Your instructions:
Please report every line in the material below where the word "icon" is found.

Entries supplied:
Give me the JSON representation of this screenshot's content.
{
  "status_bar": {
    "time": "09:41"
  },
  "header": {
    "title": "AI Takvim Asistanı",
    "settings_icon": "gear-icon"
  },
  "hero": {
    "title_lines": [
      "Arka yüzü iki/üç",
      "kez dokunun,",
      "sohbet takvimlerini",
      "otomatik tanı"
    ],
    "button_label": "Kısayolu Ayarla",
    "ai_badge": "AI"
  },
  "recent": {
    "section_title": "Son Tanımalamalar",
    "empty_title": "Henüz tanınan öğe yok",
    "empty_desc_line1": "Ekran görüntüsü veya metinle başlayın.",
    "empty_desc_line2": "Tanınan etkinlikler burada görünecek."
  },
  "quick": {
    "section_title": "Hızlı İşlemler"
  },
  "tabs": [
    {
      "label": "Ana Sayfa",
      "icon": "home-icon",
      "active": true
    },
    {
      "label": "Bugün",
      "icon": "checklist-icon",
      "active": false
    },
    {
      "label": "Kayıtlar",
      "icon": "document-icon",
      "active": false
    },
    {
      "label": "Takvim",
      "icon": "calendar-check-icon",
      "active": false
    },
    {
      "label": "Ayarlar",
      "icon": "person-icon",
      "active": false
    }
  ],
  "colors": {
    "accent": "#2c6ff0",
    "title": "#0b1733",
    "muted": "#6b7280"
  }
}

Answer to this problem:
    "settings_icon": "gear-icon"
      "icon": "home-icon",
      "icon": "checklist-icon",
      "icon": "document-icon",
      "icon": "calendar-check-icon",
      "icon": "person-icon",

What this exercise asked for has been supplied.